I make yearly financial contributions to Apraxia Kids as well as sponsor the Greater Hartford Walk for Apraxia. On occasion, my private practice continues to hold apraxia play groups free of charge to patients with CAS.

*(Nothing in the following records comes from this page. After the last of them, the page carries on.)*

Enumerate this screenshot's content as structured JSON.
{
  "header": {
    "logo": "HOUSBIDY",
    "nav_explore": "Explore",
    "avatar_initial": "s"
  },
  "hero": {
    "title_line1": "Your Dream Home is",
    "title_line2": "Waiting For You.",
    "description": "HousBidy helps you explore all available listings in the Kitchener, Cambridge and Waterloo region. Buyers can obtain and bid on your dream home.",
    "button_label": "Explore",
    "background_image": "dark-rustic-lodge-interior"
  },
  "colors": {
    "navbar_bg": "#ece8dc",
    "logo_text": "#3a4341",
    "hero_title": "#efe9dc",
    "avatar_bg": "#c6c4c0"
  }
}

Parents play an integral role in the therapeutic process. At the beginning of each session, I ask parents how things have been going with home practice. We discuss successes and areas of concern. At the end of sessions, I consult with the parent to discuss what was worked on, how their child performed in the session and what was helpful (what cueing was beneficial) to elicit accurate sequences/target words/phrases etc. If possible, parents are always welcome to sit in and observe sessions so that cueing methods can be observed and practiced by the parent. If a client does not respond favorably to his/her parent being in the room, these cueing methodologies are explained and demonstrated at the end of the session. Parent feedback, suggestions for practice and concerns are addressed and considered each time a child is seen for treatment.